In spite of continuing positive developments, a subtle level of discrimination on the basis of caste continues, the laws notwithstanding. This relates to the part of human nature and it can be changed only slowly, through education. More education, more opportunities to move away from the place of birth, and more exposure to the world at large can eventually stamp out the centuries-old orthodox thinking and aberrant social behavior pattern from the masses. Law did not enforce the caste system and it cannot therefore be fully removed by laws. It can only be diluted through education, economic opportunities, and social consciousness.
In fairness, it should be recognized that some form of societal discrimination between groups has existed in most societies, and continues to do so now. The class system was not the cause of India’s downfall, though it has had serious deleterious effects. It served its purpose at some point in history. Hindu society has been resilient over centuries and it will readjust to new realities. VHPA, on its part, would like to accelerate the process and India’s march to a yet brighter future.

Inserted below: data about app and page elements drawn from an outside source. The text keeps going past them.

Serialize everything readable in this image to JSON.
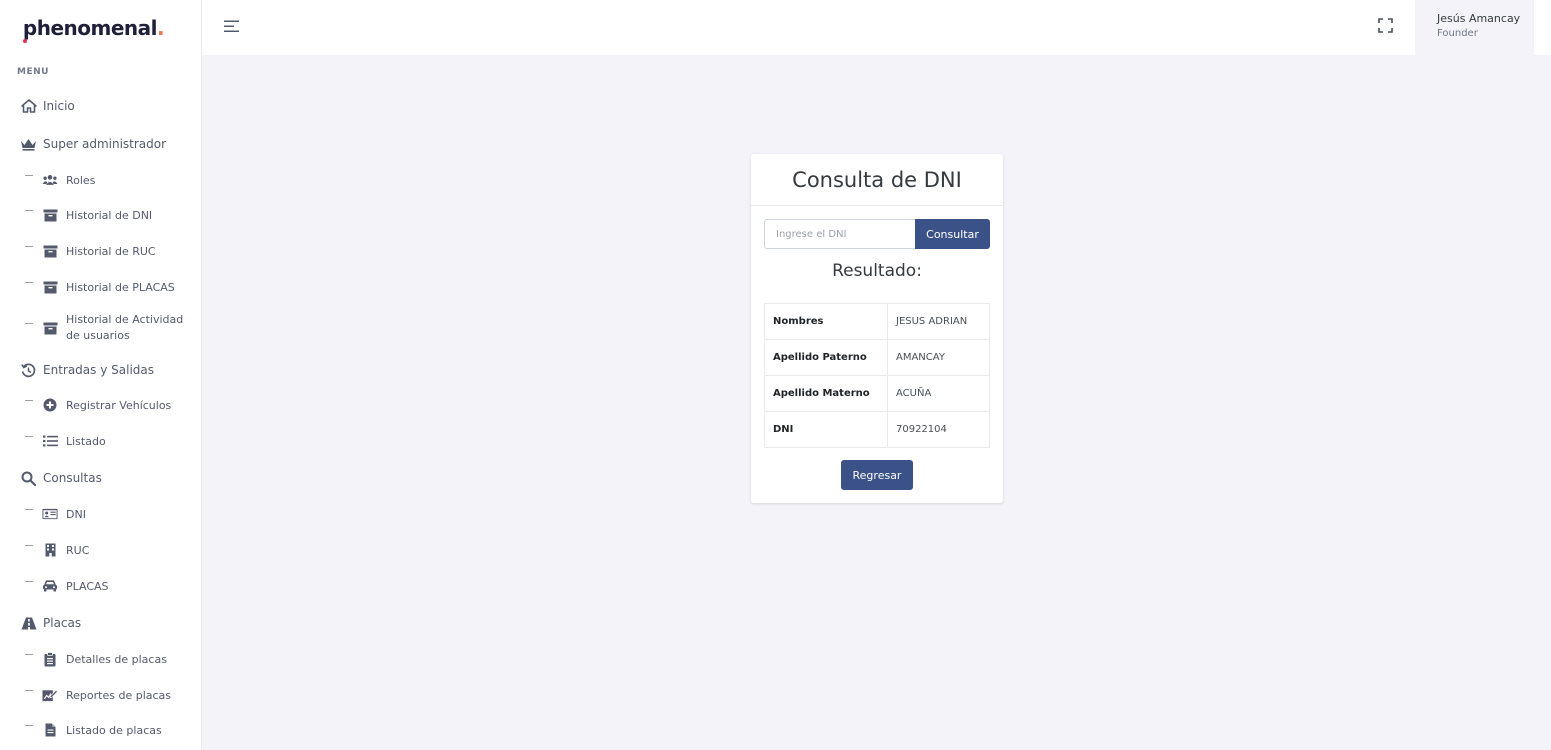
{
  "logo": {
    "text": "phenomenal",
    "dot": "."
  },
  "sidebar": {
    "menu_title": "MENU",
    "items": [
      {
        "label": "Inicio",
        "level": "main",
        "icon": "home-icon"
      },
      {
        "label": "Super administrador",
        "level": "main",
        "icon": "crown-icon"
      },
      {
        "label": "Roles",
        "level": "sub",
        "icon": "users-icon"
      },
      {
        "label": "Historial de DNI",
        "level": "sub",
        "icon": "archive-icon"
      },
      {
        "label": "Historial de RUC",
        "level": "sub",
        "icon": "archive-icon"
      },
      {
        "label": "Historial de PLACAS",
        "level": "sub",
        "icon": "archive-icon"
      },
      {
        "label": "Historial de Actividad de usuarios",
        "level": "sub",
        "icon": "archive-icon"
      },
      {
        "label": "Entradas y Salidas",
        "level": "main",
        "icon": "history-icon"
      },
      {
        "label": "Registrar Vehículos",
        "level": "sub",
        "icon": "plus-circle-icon"
      },
      {
        "label": "Listado",
        "level": "sub",
        "icon": "list-icon"
      },
      {
        "label": "Consultas",
        "level": "main",
        "icon": "search-icon"
      },
      {
        "label": "DNI",
        "level": "sub",
        "icon": "id-card-icon"
      },
      {
        "label": "RUC",
        "level": "sub",
        "icon": "building-icon"
      },
      {
        "label": "PLACAS",
        "level": "sub",
        "icon": "car-icon"
      },
      {
        "label": "Placas",
        "level": "main",
        "icon": "road-icon"
      },
      {
        "label": "Detalles de placas",
        "level": "sub",
        "icon": "clipboard-icon"
      },
      {
        "label": "Reportes de placas",
        "level": "sub",
        "icon": "edit-report-icon"
      },
      {
        "label": "Listado de placas",
        "level": "sub",
        "icon": "file-icon"
      }
    ]
  },
  "header": {
    "user_name": "Jesús Amancay",
    "user_role": "Founder"
  },
  "card": {
    "title": "Consulta de DNI",
    "input_placeholder": "Ingrese el DNI",
    "input_value": "",
    "consultar_label": "Consultar",
    "result_title": "Resultado:",
    "rows": [
      {
        "key": "Nombres",
        "value": "JESUS ADRIAN"
      },
      {
        "key": "Apellido Paterno",
        "value": "AMANCAY"
      },
      {
        "key": "Apellido Materno",
        "value": "ACUÑA"
      },
      {
        "key": "DNI",
        "value": "70922104"
      }
    ],
    "regresar_label": "Regresar"
  },
  "colors": {
    "primary": "#3b5288",
    "background": "#f3f3f9",
    "sidebar_text": "#545a6d"
  }
}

Vishwa Hindu Parishad (World Hindu Council) of America (VHPA), regards Untouchability in its original form largely a matter of the past. VHPA condemns the earlier practice of Untouchability among Hindus and seriously regrets any lingering visage of it within India. Outside India, the notion of Untouchability among the Hindus is practically nonexistent. Even in India, Untouchability has been largely eliminated but wherever it is found, we should all strive to stop such practice. VHPA will spare no effort in continuing to march in this direction and seeks to completely eradicate any trace of this unbecoming practice among Hindus everywhere in the world.